T F 10. Motivational interviewing is deliberately
directive and is aimed at reducing
client ambivalence about change
and increasing intrinsic motivation.

t

27

11. In person-centered group counseling,
the role of the counselor is best
described as a
a. coach.
b. teacher.
c. skilled group technician.
d. director.
e. facilitator.

e

28

12. Person-centered therapy is a form of
a. psychoanalysis.
b. humanistic therapy.
c. behavioral therapy.
d. cognitive-oriented therapy.
e. both (c) and (d).

b

29

13. Which of the following is considered
important in person-centered
therapy?
a. accurate diagnosis
b. accurate therapist interpretation
c. therapeutic experiments
d. all of the above
e. none of the above

e

30

14. Congruence refers to the therapist’s
a. genuineness.
b. empathy for clients.
c. positive regard.
d. respect for clients.
e. judgmental attitude.

a

31

15. In person-centered therapy, transference
is
a. a necessary, but not suffi cient,
condition of therapy.
b. a core part of the therapeutic
process.
c. a neurotic distortion.
d. a result of ineptness on the therapist’s
part.
e. not an essential or signifi cant
factor in the therapy process.
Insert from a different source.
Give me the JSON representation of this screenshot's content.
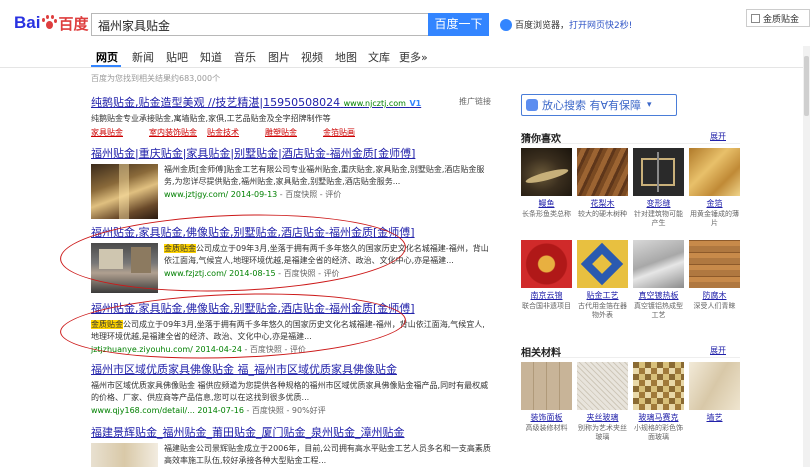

e

32

16. Emotion-focused therapy
a. is rooted in a person-centered
philosophy.
b. incorporates aspects of Gestalt
therapy into the process.
c. incorporates aspects of existential
therapy into the process.
d. both a and b.
e. all of the above.
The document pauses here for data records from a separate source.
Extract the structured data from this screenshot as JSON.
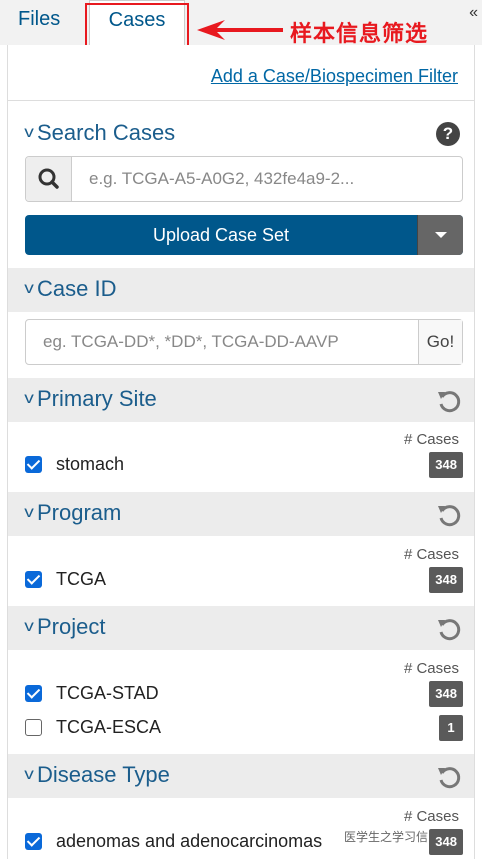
{
  "tabs": {
    "files": "Files",
    "cases": "Cases",
    "collapse": "«"
  },
  "annotation": {
    "text": "样本信息筛选",
    "color": "#e8191f"
  },
  "panel": {
    "add_filter": "Add a Case/Biospecimen Filter",
    "search": {
      "title": "Search Cases",
      "placeholder": "e.g. TCGA-A5-A0G2, 432fe4a9-2...",
      "upload_label": "Upload Case Set"
    },
    "case_id": {
      "title": "Case ID",
      "placeholder": "eg. TCGA-DD*, *DD*, TCGA-DD-AAVP",
      "go": "Go!"
    },
    "count_header": "# Cases",
    "facets": [
      {
        "title": "Primary Site",
        "items": [
          {
            "label": "stomach",
            "count": "348",
            "checked": true
          }
        ]
      },
      {
        "title": "Program",
        "items": [
          {
            "label": "TCGA",
            "count": "348",
            "checked": true
          }
        ]
      },
      {
        "title": "Project",
        "items": [
          {
            "label": "TCGA-STAD",
            "count": "348",
            "checked": true
          },
          {
            "label": "TCGA-ESCA",
            "count": "1",
            "checked": false
          }
        ]
      },
      {
        "title": "Disease Type",
        "items": [
          {
            "label": "adenomas and adenocarcinomas",
            "count": "348",
            "checked": true
          }
        ]
      }
    ]
  },
  "watermark": "医学生之学习信",
  "colors": {
    "primary": "#00578b",
    "link": "#0067a5",
    "checkbox": "#0a69d9",
    "badge": "#5a5a5a"
  }
}
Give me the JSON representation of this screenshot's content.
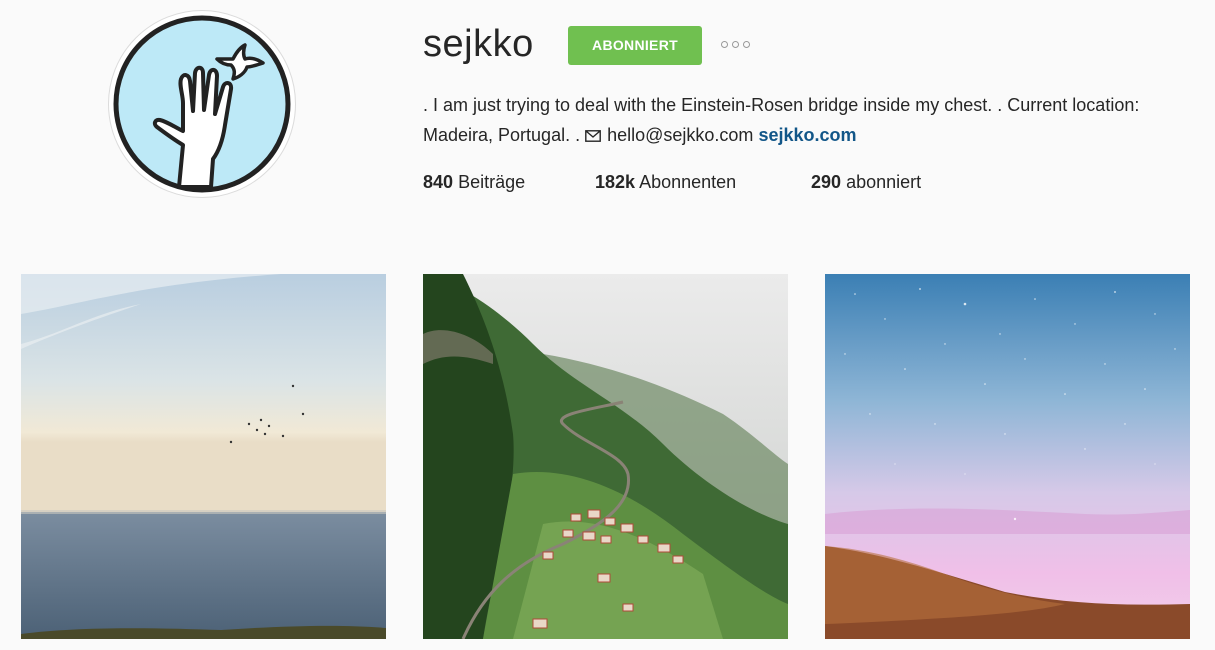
{
  "profile": {
    "username": "sejkko",
    "follow_label": "ABONNIERT",
    "bio_text": ". I am just trying to deal with the Einstein-Rosen bridge inside my chest. . Current location: Madeira, Portugal. . ",
    "email": "hello@sejkko.com",
    "website": "sejkko.com"
  },
  "stats": {
    "posts_count": "840",
    "posts_label": "Beiträge",
    "followers_count": "182k",
    "followers_label": "Abonnenten",
    "following_count": "290",
    "following_label": "abonniert"
  },
  "colors": {
    "accent": "#70c050",
    "link": "#125688",
    "avatar_bg": "#bde9f7"
  },
  "icons": {
    "more": "three-dots-icon",
    "mail": "envelope-icon",
    "avatar": "hand-with-bird-logo"
  },
  "posts": [
    {
      "subject": "ocean-horizon-with-birds"
    },
    {
      "subject": "green-valley-village"
    },
    {
      "subject": "starry-pink-sky-hillside"
    }
  ]
}
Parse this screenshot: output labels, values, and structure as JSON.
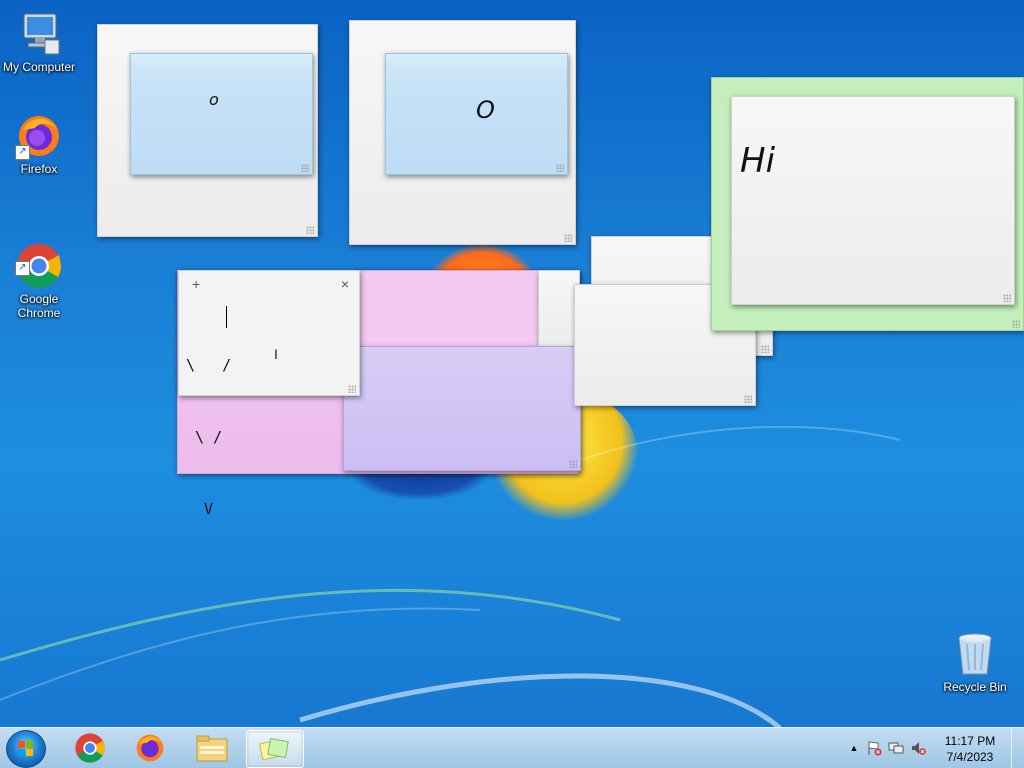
{
  "desktop": {
    "icons": [
      {
        "label": "My Computer",
        "icon": "computer-icon"
      },
      {
        "label": "Firefox",
        "icon": "firefox-icon"
      },
      {
        "label": "Google\nChrome",
        "icon": "chrome-icon"
      },
      {
        "label": "Recycle Bin",
        "icon": "recycle-bin-icon"
      }
    ]
  },
  "notes": {
    "note1_text": "o",
    "note2_text": "O",
    "note3_text": "Hi",
    "active_note": {
      "add_button": "+",
      "close_button": "×",
      "line1": "\\   /",
      "line2": " \\ /",
      "line3": "  V"
    }
  },
  "taskbar": {
    "start_icon": "windows-start-icon",
    "pinned": [
      "chrome-icon",
      "firefox-icon",
      "file-explorer-icon",
      "sticky-notes-icon"
    ],
    "tray": {
      "chevron": "▲",
      "icons": [
        "action-center-flag-icon",
        "network-icon",
        "volume-muted-icon"
      ]
    },
    "clock": {
      "time": "11:17 PM",
      "date": "7/4/2023"
    }
  }
}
e

33

17. Accurate empathic understanding
refers to the therapist’s ability to
a. accurately diagnose the client’s
central problem.
b. objectively understand the dynamics
of a client.
c. like and care for the client.
d. sense the inner world of the
client’s subjective experience.

d

34

18. Which technique(s) is (are) most
often used in the person-centered
approach?
a. questioning and probing
b. analysis of resistance
c. free association
d. active listening and refl ection
e. interpretation

d

35

19. Which statement is most true of
person-centered theory?
a. Therapists should be judgmental
at times.
b. Therapists should direct the
session when clients are silent
c. The skill a therapist possesses is
more important than his or her
attitude toward a client.
d. The techniques a therapist uses
are less important than are his
or her attitudes.

d

36

20. In what stage of change do individuals
intend to take action immediately
and report some small
behavioral changes?
a. precontemplation
b. contemplation
c. preparation
d. action
e. maintenance

c

37

21. One strength of the person-centered
approach is that
a. it offers a wide range of cognitive
techniques to change behavior.
b. it teaches clients ways to explore
the meaning of dreams.
c. it emphasizes reliving one’s early
childhood memories.
d. therapists have the latitude to
develop their own counseling
style.
e. clients are given a concrete plan
to follow.

d

38

22. A limitation of the person-centered
approach is a
a. lack of research conducted on
key concepts.
b. tendency for practitioners to
give support without challenging
clients suffi ciently.
c. lack of attention to the therapeutic
relationship.
d. failure to allow clients to choose
for themselves.

b

39

23. Rogers made a contribution to
a. developing the humanistic movement
in psychotherapy.
b. pioneering research in the process
and outcomes of therapy.
c. fostering world peace.
d. pioneering the encounter-group
movement.
e. all of the above.

e

40

24. As a result of experiencing personcentered
therapy, it is hypothesized
that the client will move toward
a. self-trust.
b. an internal source of evaluation.
c. being more open to experience.
d. a willingness to continue growing.
e. all of the above.

e

41

25. Unconditional positive regard refers
to
a. feeling a sense of liking for clients.
b. accepting clients as worthy persons.
c. approving of clients’ behavior.
d. agreeing with clients’ values.
e. accepting clients if they meet the
therapist’s expectations.

b

42

A movement, often
referred to as the “third force,” that emphasizes
freedom, choice, values, growth, self-actualization,
becoming, spontaneity, creativity, play,
humor, peak experiences, and psychological
health.

Humanistic psychology